There is a wide range of fat content in a cat’s diet depending on their life stage and medical needs. Studies show that as little as 9% and as much as 50% or more of the energy in cat food can safely come from fat (on a dry matter basis).

The Need Carbohydrates Depends On Your Cat

Carbohydrates are a source of great controversy for cat lovers. The obligate carnivore diet is very low in carbohydrates, with as little as 1-2% of the calories in prey coming from carbohydrates, on a dry matter basis. Out of wet and dry food, wet food most closely approximates this.

Adult cats do not require carbohydrates for a healthy life. But, while cats do not require carbohydrates, they can healthfully and efficiently use carbohydrates for energy from their food.

Dry food containing 40% or more dietary carbohydrates is generally well-tolerated by the average healthy cat.

There is concern that the carbohydrate content in dry cat food may cause diabetes in cats. Ample research has been done, and continues to be done, to assess the risk. But current published research does not support a direct correlation between increased carbohydrate consumption and diabetes in cats. 

Risk factors for diabetes do include obesity and an indoor lifestyle.

How Do You Choose the Healthiest Cat Food for Your Cat?

The healthiest food for your cat will be unique to their lifestyle and health.

Your veterinarian is the best resource for discussing your cat’s nutritional needs. You can even bring a list of potential cat food options to your next appointment to discuss which one would be the best fit.

To help you start a list of options to discuss, here are some best-practice tips for finding a healthy cat food.

Choose the Right Life Stage for Your Cat

As a cat grows from a kitten to an adult and then ultimately into a senior, their nutritional requirements continually evolve.

Calories, protein, fat and other nutrients will need to be adjusted to meet your cat’s life stage needs. That’s why you should always choose a cat food that is made for your cat’s specific life stage, or talk to your veterinarian about the all-life-stages cat food you are considering.

Look for Lifetime Studies and Brands That Test Their Food
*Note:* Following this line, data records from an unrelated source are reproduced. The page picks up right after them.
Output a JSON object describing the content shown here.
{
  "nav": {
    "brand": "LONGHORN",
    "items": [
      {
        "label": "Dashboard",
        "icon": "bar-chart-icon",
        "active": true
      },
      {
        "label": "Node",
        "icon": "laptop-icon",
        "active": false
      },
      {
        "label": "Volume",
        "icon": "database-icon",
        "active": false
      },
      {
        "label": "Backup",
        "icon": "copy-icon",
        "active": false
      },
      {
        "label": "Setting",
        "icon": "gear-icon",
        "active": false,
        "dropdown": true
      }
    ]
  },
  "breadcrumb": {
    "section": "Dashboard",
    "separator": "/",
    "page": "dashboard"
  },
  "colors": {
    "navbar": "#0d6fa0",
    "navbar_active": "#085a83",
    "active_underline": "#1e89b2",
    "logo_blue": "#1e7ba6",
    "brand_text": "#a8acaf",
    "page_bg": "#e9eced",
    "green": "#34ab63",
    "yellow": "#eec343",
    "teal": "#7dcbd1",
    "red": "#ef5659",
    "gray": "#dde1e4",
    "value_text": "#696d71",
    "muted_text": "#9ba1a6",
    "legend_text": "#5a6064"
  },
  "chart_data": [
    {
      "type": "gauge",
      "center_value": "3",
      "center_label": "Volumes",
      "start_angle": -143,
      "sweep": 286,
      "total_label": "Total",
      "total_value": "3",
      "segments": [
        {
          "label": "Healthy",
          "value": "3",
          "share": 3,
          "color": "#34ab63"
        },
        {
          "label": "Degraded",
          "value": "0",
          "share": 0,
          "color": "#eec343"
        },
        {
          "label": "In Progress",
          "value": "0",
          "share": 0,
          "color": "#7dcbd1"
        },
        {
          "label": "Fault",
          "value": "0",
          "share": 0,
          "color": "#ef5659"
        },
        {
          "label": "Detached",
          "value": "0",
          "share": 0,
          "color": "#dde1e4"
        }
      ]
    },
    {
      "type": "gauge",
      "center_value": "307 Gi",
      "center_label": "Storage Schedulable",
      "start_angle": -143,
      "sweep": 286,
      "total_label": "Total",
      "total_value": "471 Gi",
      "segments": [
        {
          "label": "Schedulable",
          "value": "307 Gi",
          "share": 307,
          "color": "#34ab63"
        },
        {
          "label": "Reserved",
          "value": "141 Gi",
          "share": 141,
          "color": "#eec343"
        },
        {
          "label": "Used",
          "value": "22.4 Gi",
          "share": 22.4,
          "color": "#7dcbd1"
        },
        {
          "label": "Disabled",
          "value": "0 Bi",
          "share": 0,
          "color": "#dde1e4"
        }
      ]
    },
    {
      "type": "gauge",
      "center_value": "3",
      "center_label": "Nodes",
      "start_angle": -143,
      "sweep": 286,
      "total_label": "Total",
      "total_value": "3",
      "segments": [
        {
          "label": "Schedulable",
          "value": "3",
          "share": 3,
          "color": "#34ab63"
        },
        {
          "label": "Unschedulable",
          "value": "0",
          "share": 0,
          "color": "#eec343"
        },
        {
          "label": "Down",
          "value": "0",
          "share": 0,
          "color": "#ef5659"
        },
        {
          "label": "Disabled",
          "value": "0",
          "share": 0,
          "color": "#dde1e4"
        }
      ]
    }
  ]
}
Studies that follow groups of cats being fed a particular food over the course of an entire lifetime are the most valuable. 

Medical conditions caused by diet can take years to develop. These lifetime studies give a cat parent the most information about how a particular diet will affect your cat in the long run.

It’s impossible to find a deficiency/excess of an important ingredient, or a dangerous contaminant, if you do not test for it.

Choose a brand of cat food that routinely test their products for safety and balanced nutrition. You can find more information about how to find this information and other important questions to ask on the World Small Animal Veterinary Association website.

Consult Your Veterinarian

Choosing the best and safest diet for your cat is more complicated than it seems. There are thousands of cat foods on the market and just as many opinions about what is “the best.” 

The pictures on the bag and even the ingredient list should not be relied upon for your cat food selection. These sources do not adequately provide the source or quality of the ingredients or how the individual ingredient affects the nutrient balance of the complete diet for your cat, given your cat’s life stage and medical needs.

The best diet for you to feed your cat may be different than what someone else’s cat needs, even if your cats are the same age. The best way to find the healthiest food is to discuss your options with your veterinarian. Veterinarians are trained in animal nutrition and are most familiar with your cat’s health conditions.

Veterinarians do not get kickbacks from recommending healthy food. A veterinarian’s professional and moral obligation is to provide the healthiest food recommendation for your cat based on the available science.

Additionally, there are board-certified veterinary nutritionists available for more detailed and expert information. You can consult the directory of veterinarians on the American College of Veterinary Nutrition website.

By: Dr. Elizabeth Bales, DVM

Featured Image: iStock.com/michellegibson